As a professor, I consider it my job to encourage certain virtues and character traits. Intellectual virtues, moral virtues, and habits of mind and body all constitute a well-rounded citizen. It’s what the Greeks called paideia. Broad-based and deep learning. I want students to fall in love with knowledge for knowledge’s sake; I want students to take pride in their writing; I want students to view learning as a lifelong endeavor. Education is not just about credentialization and professionalization. Education is more than having a degree on the wall. As my mother likes to say, “If you take a fool and give a fool a degree, then all you have is a fool with a degree.” Education, though, is an inward orientation toward life that focuses on the process, not the destination.
This is why I am not a fan of extra credit. Because when a student asks me about extra credit it means that they are already more worried about the end result than they are their inner orientation. They are worried about the symbols of success, and not the requisite skills that bring about success. Grades are the fruit. I’m more concerned with the root. Grades, statistics, win-loss records, and accolades are external outcomes. These are indulgences. You and I must learn to privilege inner character.
It’s been said that character is how we act when others are not watching. In other words, character is what we do when we are not seeking credit. Character is the culmination of our daily habits. What do we do with our time when the big assignment is not due? How do we treat people who we don’t believe can do anything for us? How do we approach our jobs when we are not in charge? How do we practice when we are not the featured player?

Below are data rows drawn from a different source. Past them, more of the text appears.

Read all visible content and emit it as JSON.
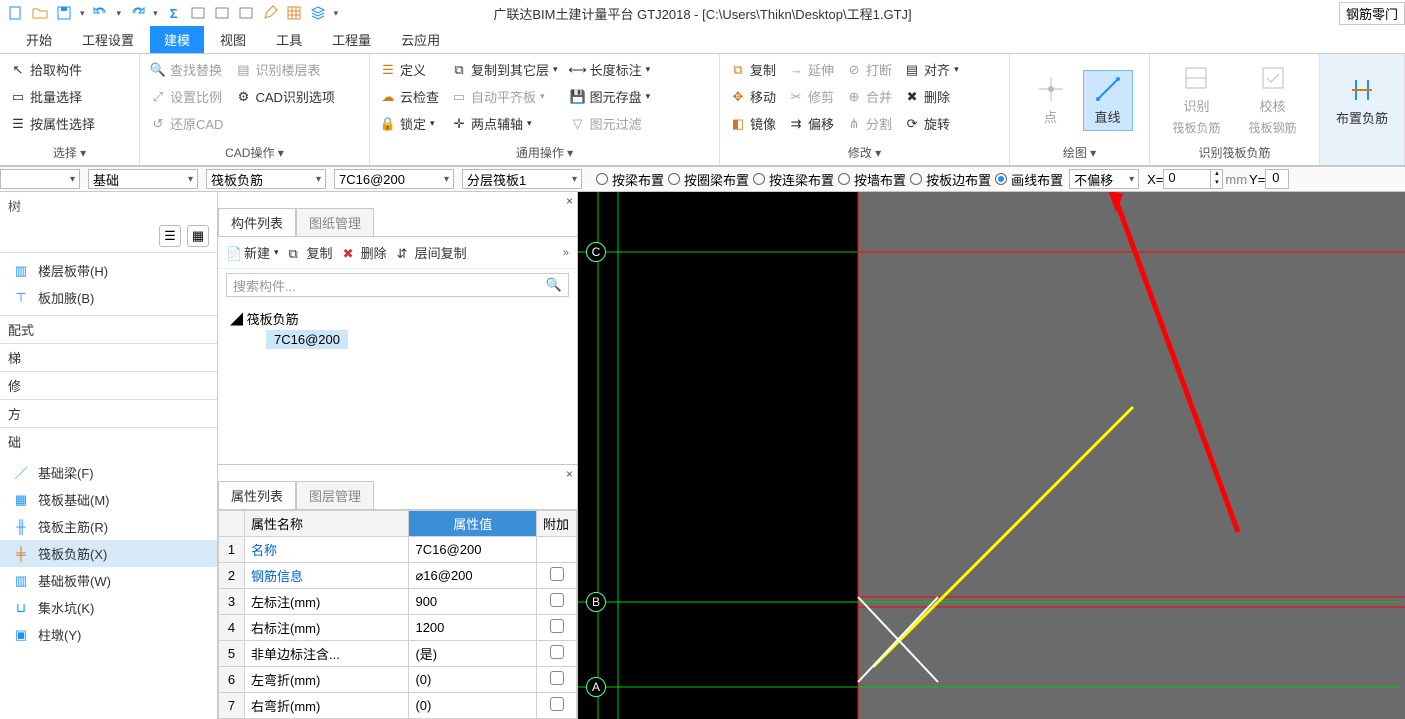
{
  "title": "广联达BIM土建计量平台 GTJ2018 - [C:\\Users\\Thikn\\Desktop\\工程1.GTJ]",
  "rightEdge": "钢筋零门",
  "mainTabs": [
    "开始",
    "工程设置",
    "建模",
    "视图",
    "工具",
    "工程量",
    "云应用"
  ],
  "activeMainTab": 2,
  "ribbon": {
    "select": {
      "label": "选择 ▾",
      "items": [
        "拾取构件",
        "批量选择",
        "按属性选择"
      ]
    },
    "cad": {
      "label": "CAD操作 ▾",
      "items": [
        "查找替换",
        "设置比例",
        "还原CAD",
        "识别楼层表",
        "CAD识别选项"
      ]
    },
    "common": {
      "label": "通用操作 ▾",
      "colA": [
        "定义",
        "云检查",
        "锁定"
      ],
      "colB": [
        "复制到其它层",
        "自动平齐板",
        "两点辅轴"
      ],
      "colC": [
        "长度标注",
        "图元存盘",
        "图元过滤"
      ]
    },
    "edit": {
      "label": "修改 ▾",
      "colA": [
        "复制",
        "移动",
        "镜像"
      ],
      "colB": [
        "延伸",
        "修剪",
        "偏移"
      ],
      "colC": [
        "打断",
        "合并",
        "分割"
      ],
      "colD": [
        "对齐",
        "删除",
        "旋转"
      ]
    },
    "draw": {
      "label": "绘图 ▾",
      "point": "点",
      "line": "直线"
    },
    "recog": {
      "label": "识别筏板负筋",
      "a": "识别",
      "asub": "筏板负筋",
      "b": "校核",
      "bsub": "筏板钢筋"
    },
    "place": {
      "label": "布置负筋"
    }
  },
  "selectorBar": {
    "d1": "",
    "d2": "基础",
    "d3": "筏板负筋",
    "d4": "7C16@200",
    "d5": "分层筏板1",
    "radios": [
      "按梁布置",
      "按圈梁布置",
      "按连梁布置",
      "按墙布置",
      "按板边布置",
      "画线布置"
    ],
    "radioSel": 5,
    "offsetSel": "不偏移",
    "xLabel": "X=",
    "xVal": "0",
    "unit": "mm",
    "yLabel": "Y=",
    "yVal": "0"
  },
  "leftPanel": {
    "header": "树",
    "section1": [
      "楼层板带(H)",
      "板加腋(B)"
    ],
    "stubs": [
      "配式",
      "梯",
      "修",
      "方",
      "础"
    ],
    "section2": [
      "基础梁(F)",
      "筏板基础(M)",
      "筏板主筋(R)",
      "筏板负筋(X)",
      "基础板带(W)",
      "集水坑(K)",
      "柱墩(Y)"
    ],
    "section2Sel": 3
  },
  "midPanel": {
    "tabA": "构件列表",
    "tabB": "图纸管理",
    "tool": [
      "新建",
      "复制",
      "删除",
      "层间复制"
    ],
    "searchPH": "搜索构件...",
    "group": "筏板负筋",
    "child": "7C16@200"
  },
  "propPanel": {
    "tabA": "属性列表",
    "tabB": "图层管理",
    "headers": {
      "name": "属性名称",
      "value": "属性值",
      "extra": "附加"
    },
    "rows": [
      {
        "i": "1",
        "n": "名称",
        "v": "7C16@200",
        "link": true,
        "chk": false
      },
      {
        "i": "2",
        "n": "钢筋信息",
        "v": "⌀16@200",
        "link": true,
        "chk": true
      },
      {
        "i": "3",
        "n": "左标注(mm)",
        "v": "900",
        "chk": true
      },
      {
        "i": "4",
        "n": "右标注(mm)",
        "v": "1200",
        "chk": true
      },
      {
        "i": "5",
        "n": "非单边标注含...",
        "v": "(是)",
        "chk": true
      },
      {
        "i": "6",
        "n": "左弯折(mm)",
        "v": "(0)",
        "chk": true
      },
      {
        "i": "7",
        "n": "右弯折(mm)",
        "v": "(0)",
        "chk": true
      }
    ]
  },
  "axes": [
    "C",
    "B",
    "A"
  ]
}
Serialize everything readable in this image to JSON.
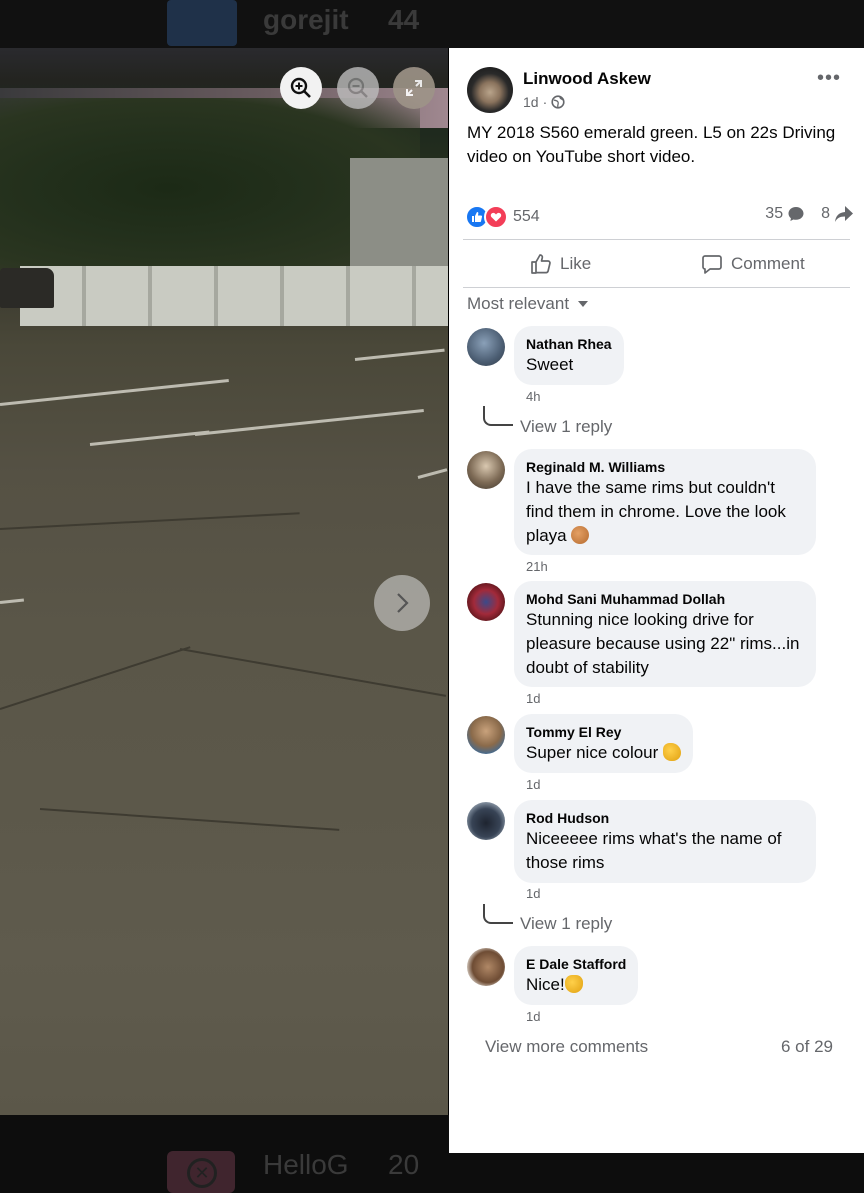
{
  "background": {
    "top_app": {
      "name": "gorejit",
      "count": "44"
    },
    "bottom_app": {
      "name": "HelloG",
      "count": "20"
    }
  },
  "viewer": {
    "icons": [
      "zoom-in-icon",
      "zoom-out-icon",
      "expand-icon",
      "chevron-right-icon"
    ]
  },
  "post": {
    "author": "Linwood Askew",
    "time": "1d",
    "audience_icon": "globe-icon",
    "text": "MY 2018 S560 emerald green. L5 on 22s Driving video on YouTube short video.",
    "reactions_count": "554",
    "comments_count": "35",
    "shares_count": "8",
    "like_label": "Like",
    "comment_label": "Comment",
    "sort_label": "Most relevant"
  },
  "comments": [
    {
      "name": "Nathan Rhea",
      "text": "Sweet",
      "time": "4h",
      "replies": "View 1 reply"
    },
    {
      "name": "Reginald M. Williams",
      "text_lines": [
        "I have the same rims but couldn't",
        "find them in chrome. Love the look",
        "playa"
      ],
      "time": "21h"
    },
    {
      "name": "Mohd Sani Muhammad Dollah",
      "text_lines": [
        "Stunning nice looking drive for",
        "pleasure because using 22\" rims...in",
        "doubt of stability"
      ],
      "time": "1d"
    },
    {
      "name": "Tommy El Rey",
      "text": "Super nice colour",
      "time": "1d"
    },
    {
      "name": "Rod Hudson",
      "text_lines": [
        "Niceeeee rims what's the name of",
        "those rims"
      ],
      "time": "1d",
      "replies": "View 1 reply"
    },
    {
      "name": "E Dale Stafford",
      "text": "Nice!",
      "time": "1d"
    }
  ],
  "footer": {
    "view_more": "View more comments",
    "page_count": "6 of 29"
  },
  "colors": {
    "like_blue": "#1877f2",
    "love_red": "#f33e58",
    "secondary_text": "#65676b",
    "bubble": "#f0f2f5"
  }
}
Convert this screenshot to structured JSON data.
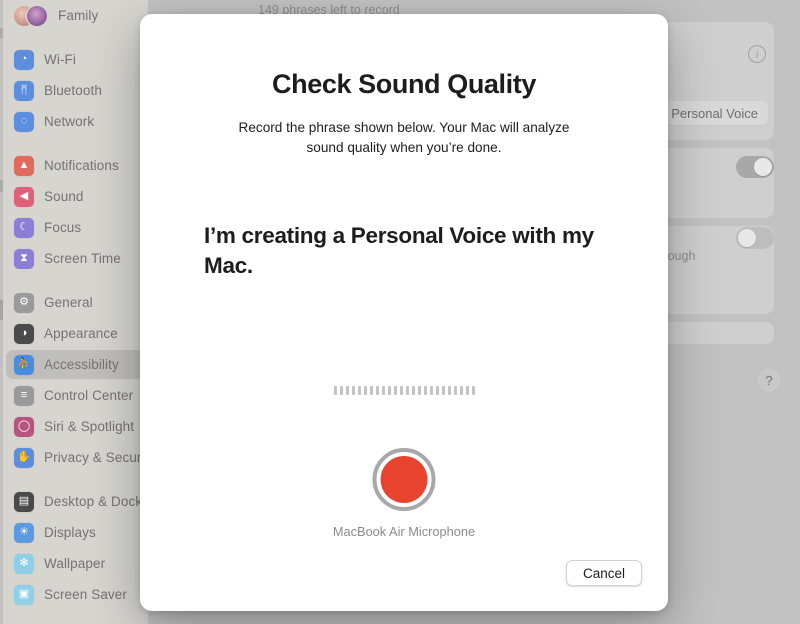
{
  "sidebar": {
    "items": [
      {
        "label": "Family",
        "icon": "family-avatars-icon",
        "type": "avatar",
        "color": ""
      },
      {
        "type": "gap"
      },
      {
        "label": "Wi-Fi",
        "icon": "wifi-icon",
        "glyph": "◔",
        "color": "#5b8ede"
      },
      {
        "label": "Bluetooth",
        "icon": "bluetooth-icon",
        "glyph": "ᛗ",
        "color": "#5b8ede"
      },
      {
        "label": "Network",
        "icon": "network-globe-icon",
        "glyph": "◌",
        "color": "#5b8ede"
      },
      {
        "type": "gap"
      },
      {
        "label": "Notifications",
        "icon": "notifications-bell-icon",
        "glyph": "▲",
        "color": "#e06a5c"
      },
      {
        "label": "Sound",
        "icon": "sound-speaker-icon",
        "glyph": "◀",
        "color": "#e0607a"
      },
      {
        "label": "Focus",
        "icon": "focus-moon-icon",
        "glyph": "☾",
        "color": "#8b7ed8"
      },
      {
        "label": "Screen Time",
        "icon": "screen-time-hourglass-icon",
        "glyph": "⧗",
        "color": "#8b7ed8"
      },
      {
        "type": "gap"
      },
      {
        "label": "General",
        "icon": "general-gear-icon",
        "glyph": "⚙",
        "color": "#9a9a9a"
      },
      {
        "label": "Appearance",
        "icon": "appearance-contrast-icon",
        "glyph": "◑",
        "color": "#4a4a4a"
      },
      {
        "label": "Accessibility",
        "icon": "accessibility-person-icon",
        "glyph": "⛹",
        "color": "#4a8ce0",
        "selected": true
      },
      {
        "label": "Control Center",
        "icon": "control-center-icon",
        "glyph": "≡",
        "color": "#9a9a9a"
      },
      {
        "label": "Siri & Spotlight",
        "icon": "siri-spotlight-icon",
        "glyph": "◯",
        "color": "#b8557f"
      },
      {
        "label": "Privacy & Security",
        "icon": "privacy-hand-icon",
        "glyph": "✋",
        "color": "#5b8ede"
      },
      {
        "type": "gap"
      },
      {
        "label": "Desktop & Dock",
        "icon": "desktop-dock-icon",
        "glyph": "▤",
        "color": "#4a4a4a"
      },
      {
        "label": "Displays",
        "icon": "displays-brightness-icon",
        "glyph": "☀",
        "color": "#5b9ae0"
      },
      {
        "label": "Wallpaper",
        "icon": "wallpaper-icon",
        "glyph": "✻",
        "color": "#8fcfe8"
      },
      {
        "label": "Screen Saver",
        "icon": "screen-saver-icon",
        "glyph": "▣",
        "color": "#8fcfe8"
      }
    ]
  },
  "background": {
    "phrases_left": "149 phrases left to record",
    "info_icon": "info-icon",
    "info_glyph": "i",
    "personal_voice_label": "Personal Voice",
    "toggle_on_state": "on",
    "toggle_off_state": "off",
    "partial_text": "through",
    "help_label": "?",
    "help_icon": "help-question-icon"
  },
  "dialog": {
    "name": "check-sound-quality-sheet",
    "title": "Check Sound Quality",
    "subtitle": "Record the phrase shown below. Your Mac will analyze sound quality when you’re done.",
    "phrase": "I’m creating a Personal Voice with my Mac.",
    "level_meter": {
      "icon": "audio-level-meter",
      "bar_count": 24,
      "bar_color": "#c3c3c3"
    },
    "record_button": {
      "icon": "record-button-icon",
      "fill_color": "#e8432f",
      "ring_color": "#a8a8a8",
      "state": "ready"
    },
    "microphone_label": "MacBook Air Microphone",
    "cancel_label": "Cancel"
  },
  "colors": {
    "sheet_bg": "#ffffff",
    "sidebar_bg": "#d6d5d0",
    "backdrop": "#b9b9b9",
    "record_red": "#e8432f",
    "text_primary": "#1d1d1f",
    "text_secondary": "#8c8c8c"
  }
}
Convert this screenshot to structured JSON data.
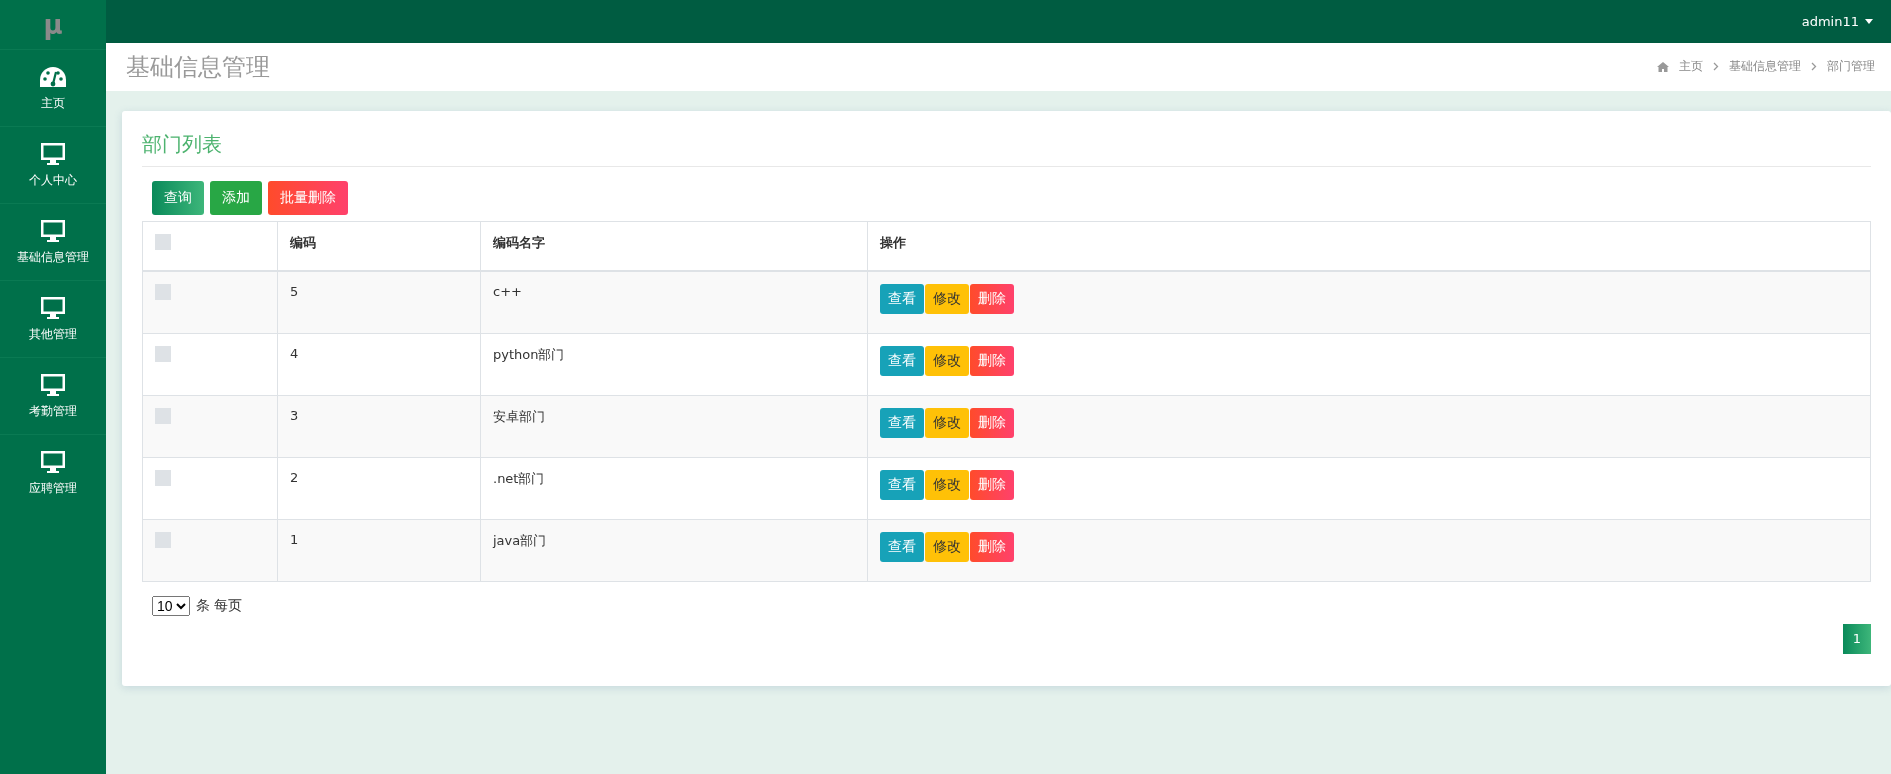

Fortunately, Jesus left us this valuable lesson. In God’s kingdom, the greatest among you is the one who serves all of you. The most respected is the most responsible. The most acclaimed is the most accountable. Service. Responsibility. Accountability. Not tomorrow, but today. Not when you arrive, get accepted, or when your number is called, but right now. For it is our willingness to develop these inner habits of virtue when the pressure is not on us, that will enable you and me to live lives that honor God when the pressure unfolds.
Service. Responsibility. Accountability. These are not just leadership buzzwords. These are the qualities that separate good success from fleeting fame. So many of us look at so-called successful people and think, “That’s what I want! I want my life to be just like that. I want that job. I want to be a winner!” It’s easy to feel that way when we look at the outer trappings and seeming benefits that success brings.
But this is part of the problem. Too many think that as we gain power and position, people ought to serve us more. When the truth is, leadership is just the opposite. The more prominent the position, the more people we must serve. The higher the profile, the greater the responsibility. The bigger the platform, the greater our accountability to others.
Is this why we see so many talented people crack under pressure? Is this why we see so many prominent personalities resort to self-preservation at all costs? Just ask our president. If your only goal is to win, you may achieve your goal. But your success will be short-lived. For those who exalt themselves will be humbled. But if you want good, long-lasting success, learn how to serve and help somebody else. For those who humble themselves will be exalted.
In the words of the African proverb, “If you want to go fast, go alone. If you want to go far, go together.”
This is Jesus’s lesson to his disciples. This might be Jesus’s lesson for us today. Our wealth, prominence, winning scores, and reputations are meaningless in the eyes of the Lord. There’s no need to ask God for extra credit. For when we look at the outside, God can see who we are on the inside. This is why Jesus’s message is clear. Sit down. Be humble.